The testimony of the claimant, who impressed the court as an intelligent and resourceful individual, was simply not credible, from his assertion that his inquiries about inmate Ibnbrodie’s welfare were but mild chatter, that he “walked” forward to make these mild inquiries, to his minimization of the situation he created as a “little struggle.” He generalized the actions of Officers Burch and Booth into one officer he called Booth at first, and then called Burch. The contemporaneous reports filed by those with a business duty to make such reports confirm the scenario presented on December 12, 2004 as a very significant disturbance to the order of a facility housing dangerous individuals. [See Exhibit 3].

There was no evidence, other than the self-serving testimony of the claimant, that any force was used after he was restrained. His own direct examination showed that when claimant was under control, officers escorted him out of the area. Indeed, the version presented by claimant describes physical actions taken by the correction officers consistent with standard “take-down” maneuvers. No contemporaneous medical evidence was submitted to substantiate injury. The amount of force used was what was reasonably necessary to restrain an otherwise agitated and belligerent inmate. Cf. Lewis v State of New York, supra.

When cross-examined claimant confirmed that he was charged as described in the misbehavior report, convicted, and acknowledged that he was given a very long sentence of over seven (7) years in SHU. Even after modification of the appeal of this sentence, the administrative tribunal confirmed all but one of the charges, and maintained a very long sentence of six (6) years in SHU.

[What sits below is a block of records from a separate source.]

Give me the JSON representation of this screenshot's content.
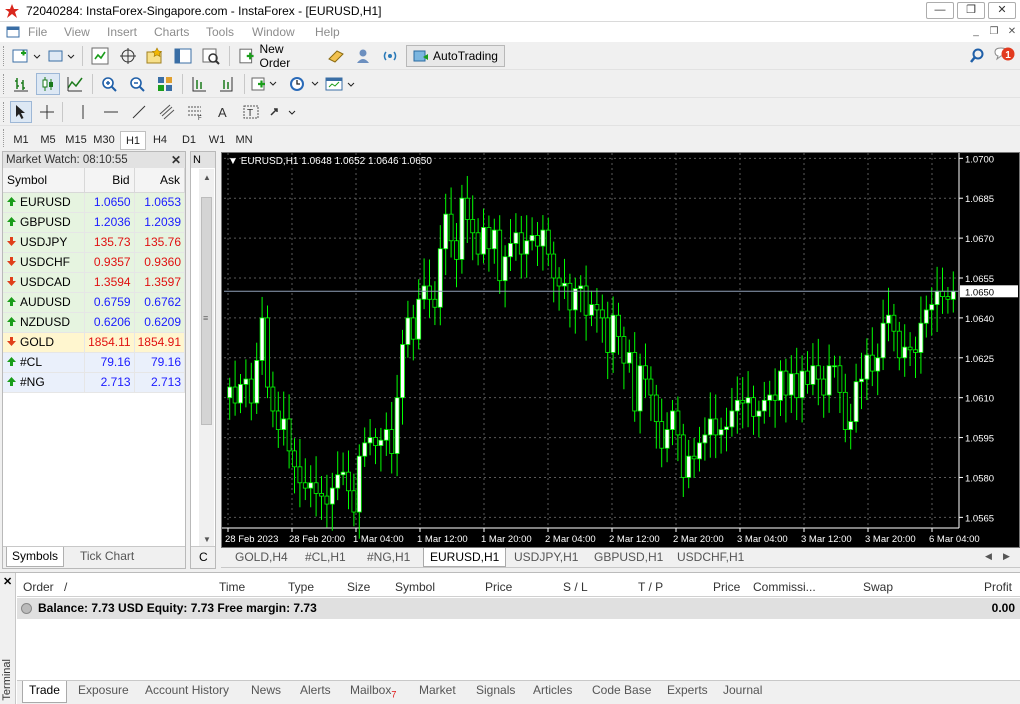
{
  "window": {
    "title": "72040284: InstaForex-Singapore.com - InstaForex - [EURUSD,H1]",
    "minimize": "—",
    "restore": "❐",
    "close": "✕"
  },
  "menu": [
    "File",
    "View",
    "Insert",
    "Charts",
    "Tools",
    "Window",
    "Help"
  ],
  "notification_count": "1",
  "toolbar": {
    "new_order_label": "New Order",
    "autotrading_label": "AutoTrading"
  },
  "timeframes": [
    "M1",
    "M5",
    "M15",
    "M30",
    "H1",
    "H4",
    "D1",
    "W1",
    "MN"
  ],
  "active_timeframe": "H1",
  "market_watch": {
    "title": "Market Watch: 08:10:55",
    "close": "✕",
    "columns": [
      "Symbol",
      "Bid",
      "Ask"
    ],
    "rows": [
      {
        "symbol": "EURUSD",
        "bid": "1.0650",
        "ask": "1.0653",
        "dir": "up",
        "color": "#1a1aff"
      },
      {
        "symbol": "GBPUSD",
        "bid": "1.2036",
        "ask": "1.2039",
        "dir": "up",
        "color": "#1a1aff"
      },
      {
        "symbol": "USDJPY",
        "bid": "135.73",
        "ask": "135.76",
        "dir": "down",
        "color": "#e01010"
      },
      {
        "symbol": "USDCHF",
        "bid": "0.9357",
        "ask": "0.9360",
        "dir": "down",
        "color": "#e01010"
      },
      {
        "symbol": "USDCAD",
        "bid": "1.3594",
        "ask": "1.3597",
        "dir": "down",
        "color": "#e01010"
      },
      {
        "symbol": "AUDUSD",
        "bid": "0.6759",
        "ask": "0.6762",
        "dir": "up",
        "color": "#1a1aff"
      },
      {
        "symbol": "NZDUSD",
        "bid": "0.6206",
        "ask": "0.6209",
        "dir": "up",
        "color": "#1a1aff"
      },
      {
        "symbol": "GOLD",
        "bid": "1854.11",
        "ask": "1854.91",
        "dir": "down",
        "color": "#e01010"
      },
      {
        "symbol": "#CL",
        "bid": "79.16",
        "ask": "79.16",
        "dir": "up",
        "color": "#1a1aff"
      },
      {
        "symbol": "#NG",
        "bid": "2.713",
        "ask": "2.713",
        "dir": "up",
        "color": "#1a1aff"
      }
    ],
    "tabs": [
      "Symbols",
      "Tick Chart"
    ]
  },
  "navigator": {
    "title": "N",
    "bottom_tab": "C"
  },
  "chart": {
    "header": "EURUSD,H1  1.0648 1.0652 1.0646 1.0650",
    "symbol": "EURUSD",
    "timeframe": "H1",
    "ohlc": {
      "open": 1.0648,
      "high": 1.0652,
      "low": 1.0646,
      "close": 1.065
    },
    "price_ticks": [
      "1.0700",
      "1.0685",
      "1.0670",
      "1.0655",
      "1.0640",
      "1.0625",
      "1.0610",
      "1.0595",
      "1.0580",
      "1.0565"
    ],
    "current_price": "1.0650",
    "time_ticks": [
      "28 Feb 2023",
      "28 Feb 20:00",
      "1 Mar 04:00",
      "1 Mar 12:00",
      "1 Mar 20:00",
      "2 Mar 04:00",
      "2 Mar 12:00",
      "2 Mar 20:00",
      "3 Mar 04:00",
      "3 Mar 12:00",
      "3 Mar 20:00",
      "6 Mar 04:00"
    ],
    "y_range": [
      1.0561,
      1.0702
    ],
    "bull_color": "#ffffff",
    "bear_color": "#000000",
    "wick_color": "#00ff00",
    "grid": true,
    "closes": [
      1.0614,
      1.0608,
      1.0615,
      1.0617,
      1.0608,
      1.0624,
      1.064,
      1.0614,
      1.0605,
      1.0598,
      1.0602,
      1.059,
      1.0584,
      1.0578,
      1.0576,
      1.0578,
      1.0574,
      1.0573,
      1.057,
      1.0576,
      1.0581,
      1.0582,
      1.0575,
      1.0567,
      1.0588,
      1.0593,
      1.0595,
      1.0592,
      1.0594,
      1.0598,
      1.0589,
      1.061,
      1.063,
      1.064,
      1.0632,
      1.0647,
      1.0652,
      1.0647,
      1.0644,
      1.0666,
      1.0679,
      1.0669,
      1.0662,
      1.0685,
      1.0677,
      1.0672,
      1.0664,
      1.0674,
      1.0666,
      1.0673,
      1.0654,
      1.0663,
      1.0668,
      1.0672,
      1.0664,
      1.0669,
      1.0671,
      1.0667,
      1.0673,
      1.0664,
      1.0655,
      1.0652,
      1.0653,
      1.0643,
      1.0651,
      1.0652,
      1.0641,
      1.0645,
      1.0643,
      1.064,
      1.0627,
      1.0641,
      1.0633,
      1.0623,
      1.0627,
      1.0605,
      1.0622,
      1.0617,
      1.0611,
      1.0601,
      1.0591,
      1.0598,
      1.0605,
      1.0596,
      1.058,
      1.0588,
      1.0587,
      1.0593,
      1.0596,
      1.0602,
      1.0596,
      1.0598,
      1.0599,
      1.0605,
      1.0609,
      1.0608,
      1.061,
      1.0603,
      1.0605,
      1.0609,
      1.0611,
      1.0609,
      1.062,
      1.0611,
      1.0619,
      1.061,
      1.062,
      1.0615,
      1.0622,
      1.0617,
      1.0611,
      1.0622,
      1.0622,
      1.0612,
      1.0598,
      1.0601,
      1.0616,
      1.0617,
      1.0626,
      1.062,
      1.0625,
      1.0638,
      1.0641,
      1.0635,
      1.0625,
      1.0629,
      1.0628,
      1.0627,
      1.0638,
      1.0643,
      1.0645,
      1.065,
      1.0648,
      1.0647,
      1.065
    ]
  },
  "chart_tabs": [
    "GOLD,H4",
    "#CL,H1",
    "#NG,H1",
    "EURUSD,H1",
    "USDJPY,H1",
    "GBPUSD,H1",
    "USDCHF,H1"
  ],
  "active_chart_tab": "EURUSD,H1",
  "terminal": {
    "side_label": "Terminal",
    "columns": [
      "Order",
      "/",
      "Time",
      "Type",
      "Size",
      "Symbol",
      "Price",
      "S / L",
      "T / P",
      "Price",
      "Commissi...",
      "Swap",
      "Profit"
    ],
    "balance": "Balance: 7.73 USD  Equity: 7.73  Free margin: 7.73",
    "profit": "0.00",
    "tabs": [
      "Trade",
      "Exposure",
      "Account History",
      "News",
      "Alerts",
      "Mailbox",
      "Market",
      "Signals",
      "Articles",
      "Code Base",
      "Experts",
      "Journal"
    ],
    "mailbox_badge": "7",
    "active_tab": "Trade"
  }
}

Mr. Sease confirmed that he engaged in violent fisticuffs with one or more officers. While admitting to some of the behaviors, he maintained that he did not utilize a baton as was charged. Any failure to charge claimant with an additional facility rules violation - within the discretion of the charging officer - does not support a version of events in which claimant’s role is minimized, and Inmate Ibnbrodie confesses to the use of a baton. Similarly, the minimal colloquy presented in the partial transcript offered by claimant, taken out of context and without foundation, is not persuasive. Moreover, whether claimant did or did not use a baton is not the issue. The question is whether he was subjected to force that was not commensurate to the violence he himself offered. At trial, he did not deny that he struck officers, nor did he deny a struggle, although he attempted to minimize it.

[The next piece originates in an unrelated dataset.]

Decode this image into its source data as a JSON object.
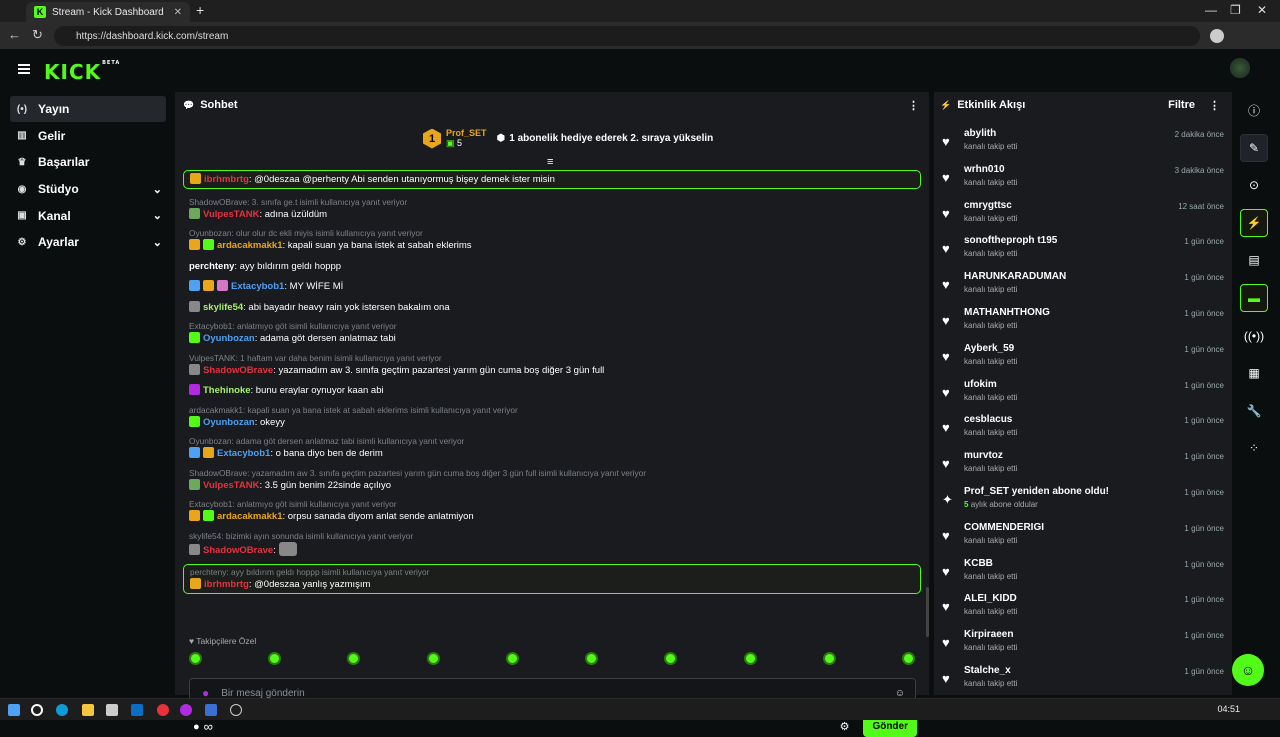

Accordingly, as the trier of fact and law, charged with assessing the credibility of witnesses and evaluating the evidence, the court finds that the testimony offered by claimant, measured against his demeanor as he testified, as well as all contemporaneous accounts of the incident he placed in evidence, was not credible, and claimant has failed to establish by a preponderance of the credible evidence that the State of New York should be held vicariously liable for the conduct of its agents in using more than the force necessary to subdue him.

Claim Number 111456 is hereby dismissed in its entirety.

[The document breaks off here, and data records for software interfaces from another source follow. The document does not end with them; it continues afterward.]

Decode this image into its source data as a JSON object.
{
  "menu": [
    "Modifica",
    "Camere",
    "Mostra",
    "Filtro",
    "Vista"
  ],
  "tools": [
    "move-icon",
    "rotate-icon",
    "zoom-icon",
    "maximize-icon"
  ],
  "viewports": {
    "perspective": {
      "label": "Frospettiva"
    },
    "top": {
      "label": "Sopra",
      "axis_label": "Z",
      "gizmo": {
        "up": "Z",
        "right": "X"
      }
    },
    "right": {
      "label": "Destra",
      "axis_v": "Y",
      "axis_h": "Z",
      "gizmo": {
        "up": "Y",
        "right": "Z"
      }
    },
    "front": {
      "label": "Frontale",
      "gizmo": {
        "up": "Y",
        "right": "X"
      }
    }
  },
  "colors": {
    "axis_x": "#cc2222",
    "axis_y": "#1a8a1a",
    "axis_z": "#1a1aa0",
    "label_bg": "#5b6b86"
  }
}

Let judgment be entered accordingly.

April 3, 2008
White Plains, New York

Judge of the Court of Claims

[1]. All quotations are to trial notes or audiorecordings unless otherwise indicated.
[2]. The court notes that defendant voiced “a standing objection to the hearsay” at this point in the testimony. Although same was duly noted, clearly a large part of this testimony was part of the res gestae and therefore not hearsay in any event.